Shin Splints or MTP

Pre-season injuries: medial shin pain/ MTSS / MTP / ‘Shin Splints’

Most people have heard the term shin splints which is a generalised term covering a number of different injuries in the shin area. This term is slowly being phased out by medical professionals as it doesn’t accurately describe the precise pathology of what is happening at a cellular level in the shin.

Most importantly, however, there are multiple unique causes of shin pain; tibialis anterior tightness, stress fractures, tibialis posterior tendinosis and referred pain from the lower back.  Therefore, each injury needs to be diagnosed specifically so that the treatment can match the problem!

This blog focuses on medial shin pain (through the inside of the tibia bone) which is known as Medial Tibial Periostitis (MTP). Basically what happens is inflammation develops at the insertion of the muscles (tibialis posterior & soleus).  This creates a traction force where the muscle inserts to the inside of the tibia bone.

Commonly people with MTP will complain of a general pain along the inside of the tibia bone.  If the pain is more focal, you should be suspicious of a stress fracture. It is not uncommon for MTP to develop into a stress reaction or stress fracture if left untreated! The best way to diagnose a stress fracture is a bone scan, and your physio can speak to you about whether or not this is necessary in your particular case.

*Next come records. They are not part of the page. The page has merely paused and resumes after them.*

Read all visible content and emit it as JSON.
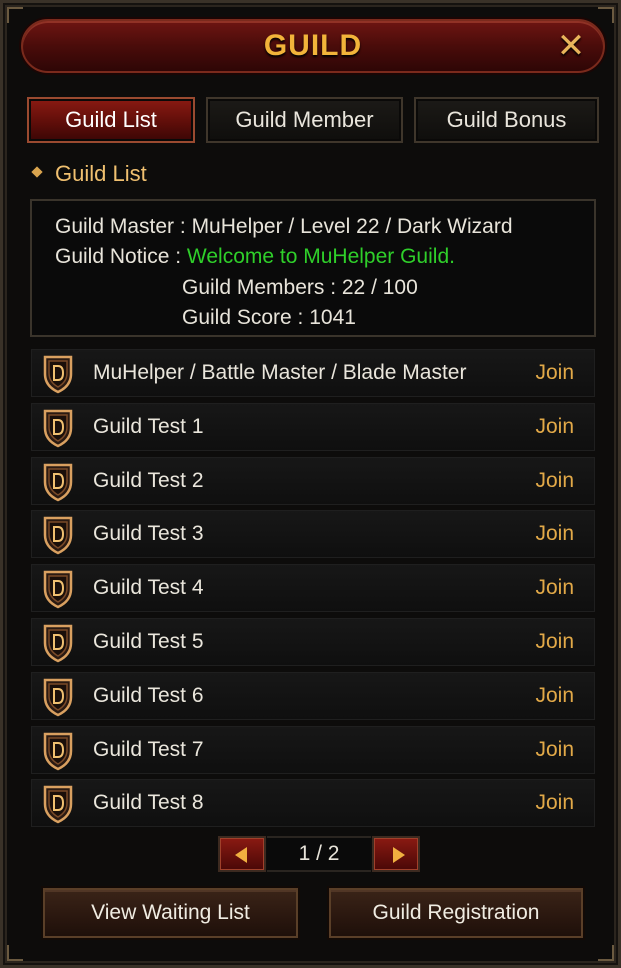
{
  "window": {
    "title": "GUILD",
    "close_symbol": "✕"
  },
  "tabs": [
    {
      "label": "Guild List",
      "active": true
    },
    {
      "label": "Guild Member",
      "active": false
    },
    {
      "label": "Guild Bonus",
      "active": false
    }
  ],
  "section": {
    "title": "Guild List"
  },
  "info": {
    "master_label": "Guild Master :",
    "master_value": "MuHelper / Level 22 / Dark Wizard",
    "notice_label": "Guild Notice :",
    "notice_value": "Welcome to MuHelper Guild.",
    "members_text": "Guild Members : 22 / 100",
    "score_text": "Guild Score : 1041"
  },
  "guilds": [
    {
      "name": "MuHelper / Battle Master / Blade Master",
      "action": "Join"
    },
    {
      "name": "Guild Test 1",
      "action": "Join"
    },
    {
      "name": "Guild Test 2",
      "action": "Join"
    },
    {
      "name": "Guild Test 3",
      "action": "Join"
    },
    {
      "name": "Guild Test 4",
      "action": "Join"
    },
    {
      "name": "Guild Test 5",
      "action": "Join"
    },
    {
      "name": "Guild Test 6",
      "action": "Join"
    },
    {
      "name": "Guild Test 7",
      "action": "Join"
    },
    {
      "name": "Guild Test 8",
      "action": "Join"
    }
  ],
  "pagination": {
    "text": "1 / 2"
  },
  "buttons": {
    "waiting": "View Waiting List",
    "register": "Guild Registration"
  },
  "colors": {
    "gold": "#f2b43a",
    "notice_green": "#2fcf2a",
    "join": "#e2a948",
    "tab_active": "#8a1a12"
  },
  "icons": {
    "guild_emblem": "shield-d-icon",
    "prev": "triangle-left-icon",
    "next": "triangle-right-icon"
  }
}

There are a number of reasons why MTP can develop

  • Athletes with flat feet: (excessive pronation) where the soleus & tibialis-posterior muscles are placed in a lengthened position and are required to contract harder & longer while running, leading to chronic traction on the bone.
  • A high-arched foot has limited shock absorbtion therefore increases the impact pressure on the tibia bone. Tight calf muscles are often involved, as well as weakness of the calf and tibialis-post muscles.
  • Training error, or a recent increase in training load will be bring on MTP. Similarly the surface that the athlete is training on (concrete/grass/track) can also play a part.

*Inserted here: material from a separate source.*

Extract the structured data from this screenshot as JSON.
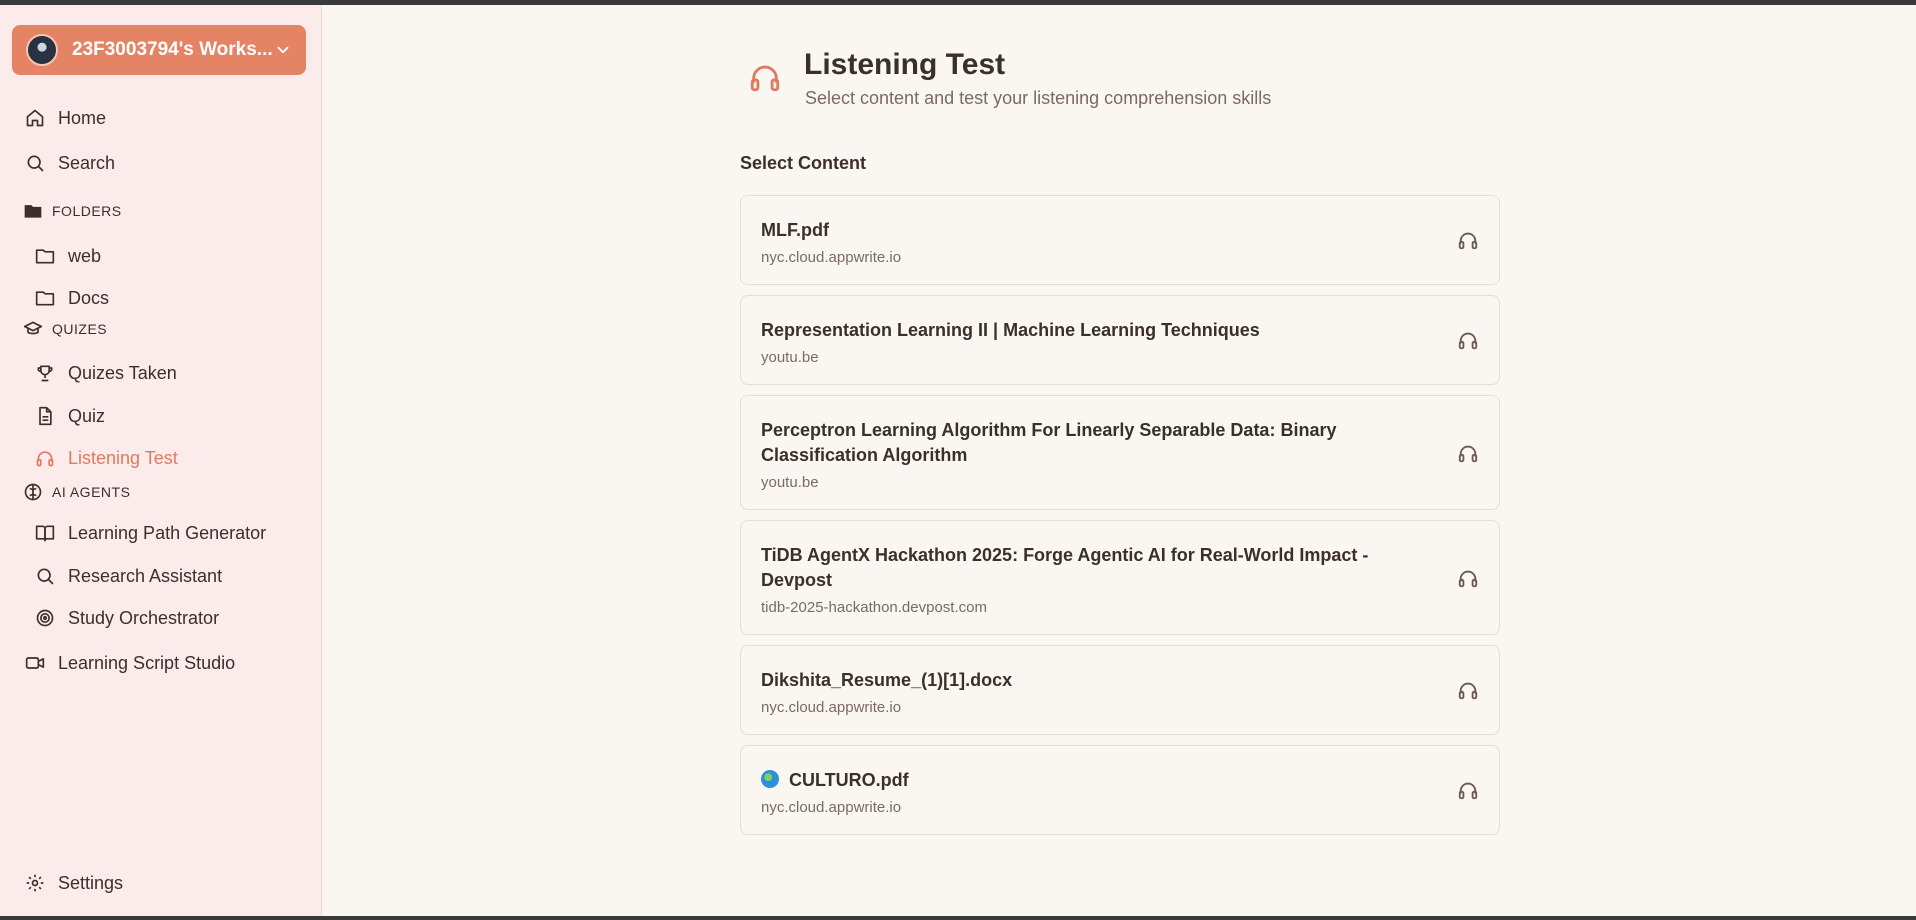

Treatment for Medial Tibial Periostitis needs to be specific to the individual patient & will be dependent on the cause. Initially treatment begins with symptomatic relief; including rest from running (or the aggravating activity). The athlete can usually continue with cross-training such as swimming or cycling provided its pain-free. I generally encourage firm ice-massage down the inside of the tibia 1-2 times per day, and anti-inflammatories (either prescribed from sports physician, or from pharmacy).

The correct footwear is essential! This may require visiting a podiatrist, or specialist shoe store where they look at you running on a treadmill. Regular calf stretches are important (see pics above!), as well as addressing any strength issues through the calf, tibialis-posterior muscle, or any other biomechanical weakness in the core, lower back and hip.

Balance is very important – you can see a video of Fiona in our Pilates studio doing a great exercise to retrain balance:


Your physio can assess you for these causative factors and guide you towards the best strengthening exercises for you. Soft-tissue massage through the calf and inner tibia your physiotherapist is also recommended, though may be painful!

Lastly looking at your training schedule and loads is important, this may involve speaking to your coach or trainers. When you are ready to return to running/sport, a graduated return should be prescribed.

If you need support for shin pain you can book an appointment with one of our pain physios.